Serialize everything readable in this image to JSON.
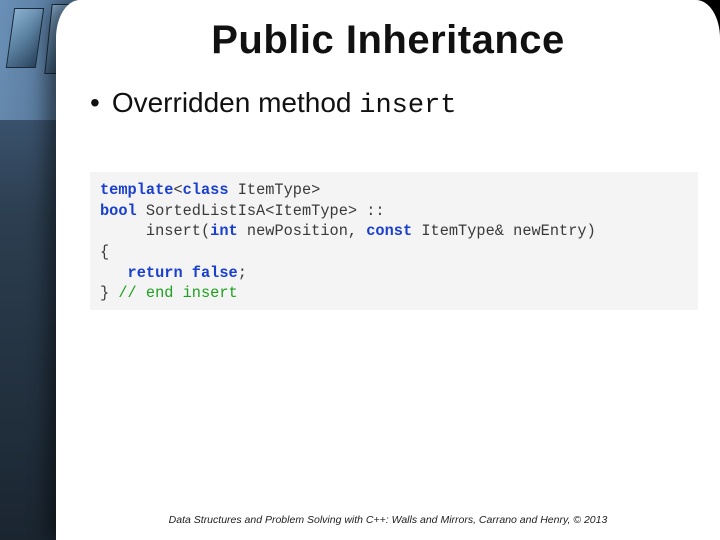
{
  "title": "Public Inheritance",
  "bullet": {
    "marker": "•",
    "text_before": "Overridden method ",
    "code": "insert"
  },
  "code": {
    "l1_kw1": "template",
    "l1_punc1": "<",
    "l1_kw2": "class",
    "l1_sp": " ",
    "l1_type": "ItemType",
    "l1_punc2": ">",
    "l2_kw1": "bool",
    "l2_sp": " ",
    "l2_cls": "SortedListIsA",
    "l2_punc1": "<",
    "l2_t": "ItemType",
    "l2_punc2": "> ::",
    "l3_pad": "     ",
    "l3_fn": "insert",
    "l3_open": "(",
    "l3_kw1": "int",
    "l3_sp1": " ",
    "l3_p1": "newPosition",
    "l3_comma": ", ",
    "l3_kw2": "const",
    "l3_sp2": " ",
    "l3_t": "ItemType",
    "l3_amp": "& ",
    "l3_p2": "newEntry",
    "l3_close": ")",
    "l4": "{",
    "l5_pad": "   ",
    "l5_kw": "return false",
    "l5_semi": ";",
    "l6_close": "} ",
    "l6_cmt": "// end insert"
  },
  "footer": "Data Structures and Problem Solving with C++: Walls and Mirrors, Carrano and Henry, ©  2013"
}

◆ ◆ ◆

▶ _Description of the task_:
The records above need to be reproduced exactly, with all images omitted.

▶ _Output of the exercise_:
Serialize everything readable in this image to JSON.
{
  "title": "Public Inheritance",
  "bullet": {
    "marker": "•",
    "text_before": "Overridden method ",
    "code": "insert"
  },
  "code": {
    "l1_kw1": "template",
    "l1_punc1": "<",
    "l1_kw2": "class",
    "l1_sp": " ",
    "l1_type": "ItemType",
    "l1_punc2": ">",
    "l2_kw1": "bool",
    "l2_sp": " ",
    "l2_cls": "SortedListIsA",
    "l2_punc1": "<",
    "l2_t": "ItemType",
    "l2_punc2": "> ::",
    "l3_pad": "     ",
    "l3_fn": "insert",
    "l3_open": "(",
    "l3_kw1": "int",
    "l3_sp1": " ",
    "l3_p1": "newPosition",
    "l3_comma": ", ",
    "l3_kw2": "const",
    "l3_sp2": " ",
    "l3_t": "ItemType",
    "l3_amp": "& ",
    "l3_p2": "newEntry",
    "l3_close": ")",
    "l4": "{",
    "l5_pad": "   ",
    "l5_kw": "return false",
    "l5_semi": ";",
    "l6_close": "} ",
    "l6_cmt": "// end insert"
  },
  "footer": "Data Structures and Problem Solving with C++: Walls and Mirrors, Carrano and Henry, ©  2013"
}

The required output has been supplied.